Each entry is to be repeated word for word, and the images are to be dropped.

Start of TASK MATERIAL

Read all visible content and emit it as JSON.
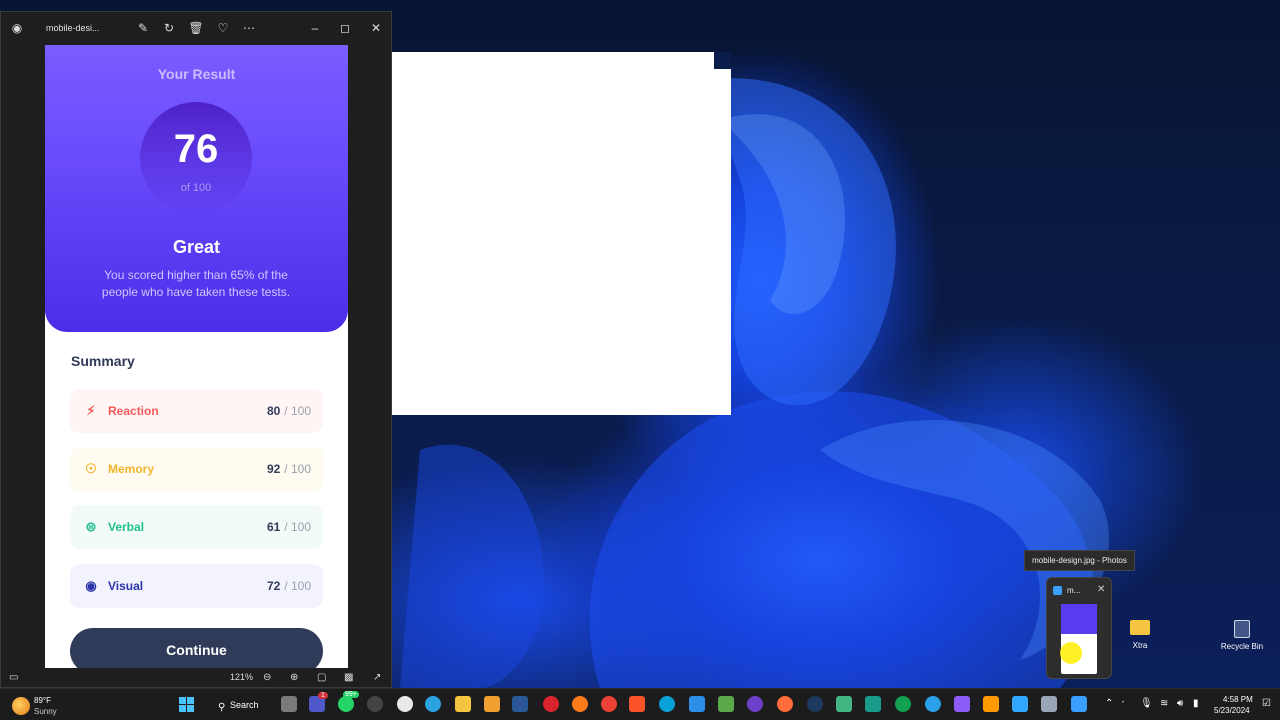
{
  "window": {
    "title": "mobile-desi...",
    "zoom": "121%"
  },
  "result": {
    "heading": "Your Result",
    "score": "76",
    "of_total": "of 100",
    "grade": "Great",
    "description": "You scored higher than 65% of the people who have taken these tests."
  },
  "summary": {
    "title": "Summary",
    "items": [
      {
        "label": "Reaction",
        "score": "80",
        "max": "/ 100",
        "color": "#f55a5a",
        "bg": "#fff5f4",
        "icon": "lightning-icon"
      },
      {
        "label": "Memory",
        "score": "92",
        "max": "/ 100",
        "color": "#f2b52a",
        "bg": "#fffbf0",
        "icon": "brain-icon"
      },
      {
        "label": "Verbal",
        "score": "61",
        "max": "/ 100",
        "color": "#1fbf8f",
        "bg": "#f2fbf8",
        "icon": "chat-icon"
      },
      {
        "label": "Visual",
        "score": "72",
        "max": "/ 100",
        "color": "#2b34a8",
        "bg": "#f3f3fd",
        "icon": "eye-icon"
      }
    ]
  },
  "continue_label": "Continue",
  "taskbar": {
    "weather_temp": "89°F",
    "weather_condition": "Sunny",
    "search_label": "Search",
    "badge_teams": "1",
    "badge_whatsapp": "99+",
    "time": "4:58 PM",
    "date": "5/23/2024"
  },
  "tooltip": "mobile-design.jpg - Photos",
  "preview_title": "m...",
  "desktop": {
    "folder_label": "Xtra",
    "recycle_label": "Recycle Bin"
  }
}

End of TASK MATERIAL

- WRITTEN RESPONSE
Read all visible content and emit it as JSON.
{
  "window": {
    "title": "mobile-desi...",
    "zoom": "121%"
  },
  "result": {
    "heading": "Your Result",
    "score": "76",
    "of_total": "of 100",
    "grade": "Great",
    "description": "You scored higher than 65% of the people who have taken these tests."
  },
  "summary": {
    "title": "Summary",
    "items": [
      {
        "label": "Reaction",
        "score": "80",
        "max": "/ 100",
        "color": "#f55a5a",
        "bg": "#fff5f4",
        "icon": "lightning-icon"
      },
      {
        "label": "Memory",
        "score": "92",
        "max": "/ 100",
        "color": "#f2b52a",
        "bg": "#fffbf0",
        "icon": "brain-icon"
      },
      {
        "label": "Verbal",
        "score": "61",
        "max": "/ 100",
        "color": "#1fbf8f",
        "bg": "#f2fbf8",
        "icon": "chat-icon"
      },
      {
        "label": "Visual",
        "score": "72",
        "max": "/ 100",
        "color": "#2b34a8",
        "bg": "#f3f3fd",
        "icon": "eye-icon"
      }
    ]
  },
  "continue_label": "Continue",
  "taskbar": {
    "weather_temp": "89°F",
    "weather_condition": "Sunny",
    "search_label": "Search",
    "badge_teams": "1",
    "badge_whatsapp": "99+",
    "time": "4:58 PM",
    "date": "5/23/2024"
  },
  "tooltip": "mobile-design.jpg - Photos",
  "preview_title": "m...",
  "desktop": {
    "folder_label": "Xtra",
    "recycle_label": "Recycle Bin"
  }
}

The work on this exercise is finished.